''Upon taking office less than a month ago, it has become clear that challenges facing the Sydney Metros are major.'' the government said in a statement

''The Sydney Metro Program has been plagued by significant cost overruns and significant time delays.''

The review will be led by Mike Mrdak. Mr Mrdak has a distinguished career in the Australian Public Service, having worked in infrastructure, transport, regional development, communications and digital economy.  Mr Mrdak was a federal departmental secretary for more than a decade, including as head of the Infrastructure Department.

He will be joined by Amanda Yeates as the Deputy Chair. Ms Yeates was previously the Deputy Director General, Department of Transport and Main Roads in Queensland, where she was responsible for the state’s infrastructure program.

Initial early briefings sought by the new NSW Government have revealed:

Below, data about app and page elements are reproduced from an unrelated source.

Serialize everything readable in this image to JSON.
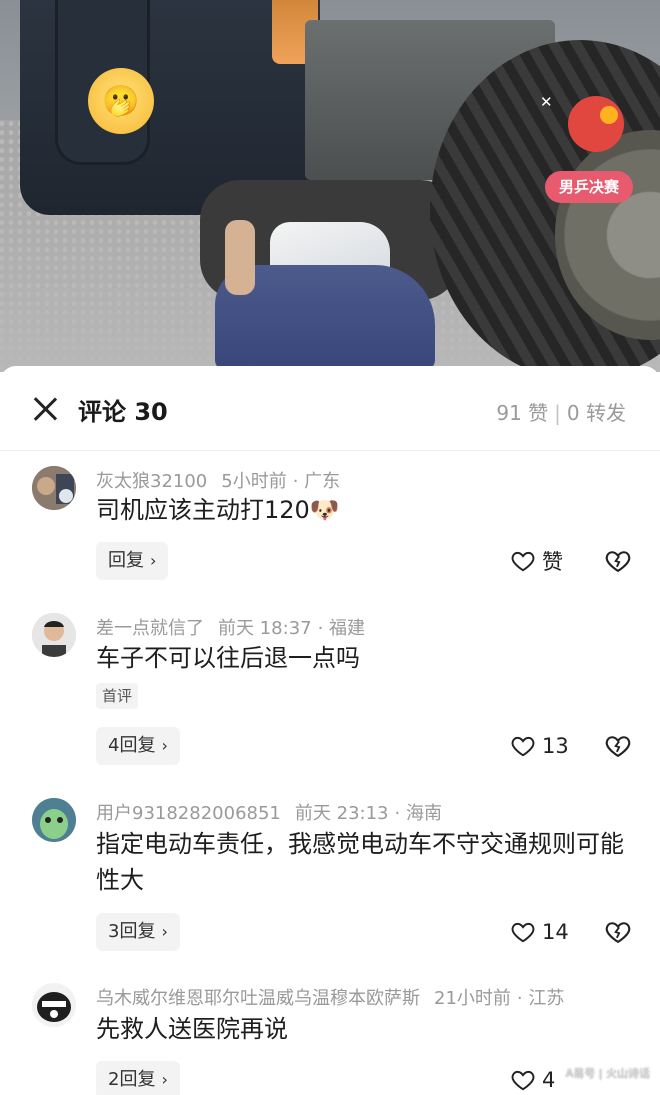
{
  "video": {
    "sticker_emoji": "🫢",
    "close_glyph": "✕",
    "ad_badge": "男乒决赛"
  },
  "sheet": {
    "title": "评论 30",
    "likes_stat": "91 赞",
    "separator": "|",
    "reposts_stat": "0 转发"
  },
  "comments": [
    {
      "username": "灰太狼32100",
      "time": "5小时前",
      "location": "· 广东",
      "text": "司机应该主动打120🐶",
      "reply_label": "回复",
      "like_label": "赞",
      "avatar_color": "#7d6a5f"
    },
    {
      "username": "差一点就信了",
      "time": "前天 18:37",
      "location": "· 福建",
      "text": "车子不可以往后退一点吗",
      "tag": "首评",
      "reply_label": "4回复",
      "like_count": "13",
      "avatar_color": "#d9c4b4"
    },
    {
      "username": "用户9318282006851",
      "time": "前天 23:13",
      "location": "· 海南",
      "text": "指定电动车责任，我感觉电动车不守交通规则可能性大",
      "reply_label": "3回复",
      "like_count": "14",
      "avatar_color": "#6aa98a"
    },
    {
      "username": "乌木威尔维恩耶尔吐温威乌温穆本欧萨斯",
      "time": "21小时前",
      "location": "· 江苏",
      "text": "先救人送医院再说",
      "reply_label": "2回复",
      "like_count": "4",
      "avatar_color": "#e9e9e9"
    }
  ],
  "watermark": "A易号 | 火山诗话",
  "chevron": "›",
  "colors": {
    "badge": "#e85a6e",
    "meta_gray": "#9a9a9a",
    "reply_bg": "#f3f3f3"
  }
}
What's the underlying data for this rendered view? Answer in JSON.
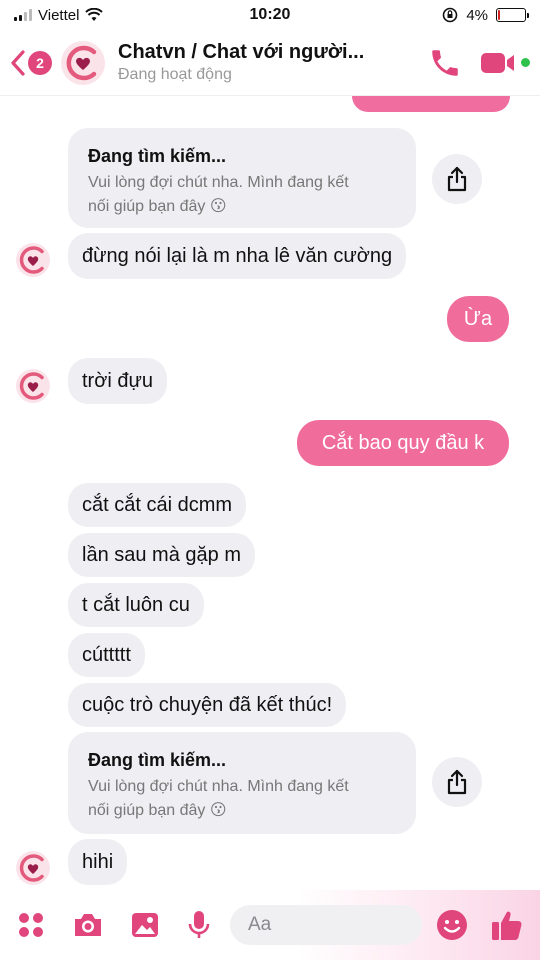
{
  "status": {
    "carrier": "Viettel",
    "time": "10:20",
    "battery": "4%",
    "battery_level": 0.04,
    "battery_color": "#d22222"
  },
  "header": {
    "badge_count": "2",
    "title": "Chatvn / Chat với người...",
    "subtitle": "Đang hoạt động",
    "accent": "#e0457b",
    "icons": [
      "back-chevron-icon",
      "phone-icon",
      "video-call-icon"
    ]
  },
  "colors": {
    "outgoing_bubble": "#f06c9b",
    "incoming_bubble": "#efeff3"
  },
  "messages": [
    {
      "type": "card",
      "title": "Đang tìm kiếm...",
      "body_line1": "Vui lòng đợi chút nha. Mình đang kết",
      "body_line2": "nối giúp bạn đây 😗"
    },
    {
      "type": "in",
      "text": "đừng nói lại là m nha lê văn cường"
    },
    {
      "type": "out",
      "text": "Ừa"
    },
    {
      "type": "in",
      "text": "trời đựu"
    },
    {
      "type": "out",
      "text": "Cắt bao quy đầu k"
    },
    {
      "type": "in",
      "text": "cắt cắt cái dcmm"
    },
    {
      "type": "in",
      "text": "lần sau mà gặp m"
    },
    {
      "type": "in",
      "text": "t cắt luôn cu"
    },
    {
      "type": "in",
      "text": "cúttttt"
    },
    {
      "type": "in",
      "text": "cuộc trò chuyện đã kết thúc!"
    },
    {
      "type": "card",
      "title": "Đang tìm kiếm...",
      "body_line1": "Vui lòng đợi chút nha. Mình đang kết",
      "body_line2": "nối giúp bạn đây 😗"
    },
    {
      "type": "in",
      "text": "hihi"
    }
  ],
  "composer": {
    "placeholder": "Aa",
    "icons": [
      "apps-grid-icon",
      "camera-icon",
      "image-icon",
      "microphone-icon",
      "emoji-icon",
      "thumbs-up-icon"
    ]
  }
}
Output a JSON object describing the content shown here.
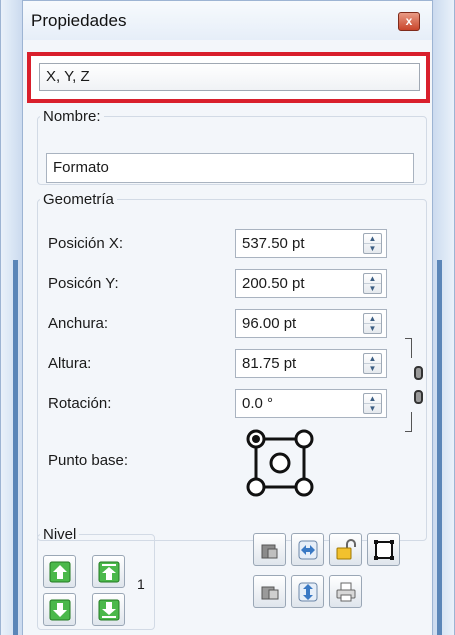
{
  "window": {
    "title": "Propiedades",
    "close_glyph": "x"
  },
  "object": {
    "name_field": "X, Y, Z",
    "highlight_color": "#d91f2c"
  },
  "nombre": {
    "legend": "Nombre:",
    "value": "Formato"
  },
  "geometria": {
    "legend": "Geometría",
    "rows": [
      {
        "label": "Posición X:",
        "value": "537.50 pt"
      },
      {
        "label": "Posicón Y:",
        "value": "200.50 pt"
      },
      {
        "label": "Anchura:",
        "value": "96.00 pt"
      },
      {
        "label": "Altura:",
        "value": "81.75 pt"
      },
      {
        "label": "Rotación:",
        "value": "0.0 °"
      }
    ],
    "base_point_label": "Punto base:"
  },
  "nivel": {
    "legend": "Nivel",
    "value": "1"
  },
  "icons": {
    "close": "close-icon",
    "spinner": "spinner-icon",
    "chain": "chain-link-icon",
    "base_point": "base-point-selector-icon",
    "level_buttons": [
      "raise-to-top-icon",
      "raise-one-level-icon",
      "lower-one-level-icon",
      "lower-to-bottom-icon"
    ],
    "toolbar": [
      "locked-object-icon",
      "flip-horizontal-icon",
      "unlock-icon",
      "selection-frame-icon",
      "unlock-object-icon",
      "flip-vertical-icon",
      "print-icon"
    ]
  },
  "colors": {
    "accent_blue": "#5b86b8",
    "level_green": "#3fae3f"
  }
}
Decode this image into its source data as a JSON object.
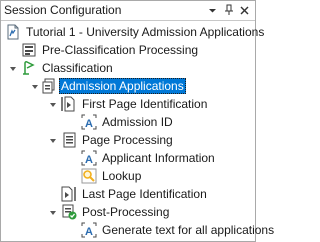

  • Sydney Metro West is estimated to cost $25.32 billion – a cost overrun of at least $12 billion.
  • Sydney Metro West is estimated to open in 2030 at the earliest – compared to initial Coalition government estimates of mid-late 2020s.
  • The estimated full cost of building Sydney Metro City and Southwest is at least $20.5 billion:
    • This is up to around $9 billion more than the initial estimated full cost.
    • This is at least $2 billion more than the price tag most recently touted by the former government.

The Sydney Metro Review will examine delivery models, project governance and passenger impacts and the best way to resuscitate Sydney’s major transport infrastructure pipeline.

The review will also thoroughly evaluate the delivery of Sydney Metro to date, the current state of progress against delivery targets and make recommendations for getting the maximum value out of the project, including looking at better land use, urban renewal and better integration with the wider transport network.

It will be undertaken with a view to determining how to deliver a fully integrated, safe, accessible and reliable public transport system, not just Sydney Metro.

The review team has been asked to deliver a preliminary report to help inform the 2023 Budget process, with a final report to be delivered by the end of 2023.

The Terms of Reference will be available on the Transport for NSW website.

Chris Minns, NSW Premier said, “We said would be honest and upfront with the people of NSW about the true state of projects we inherited. 

“We know we have significant challenges. This review is about assembling the right rescue team to come up with solutions to get literally get the metro projects back on track. 

“We’re not interested in casting blame – we’re interested in finding solutions.”

Jo Haylen, Minister for Transport said, 

“We have inherited significant challenges on the Metro program and in transport more broadly.

“Given the significant investment in the Sydney Metro to date, and the importance of delivering improvements to the broader public transport system, an urgent independent review into the whole Sydney Metro project is appropriate and warranted.”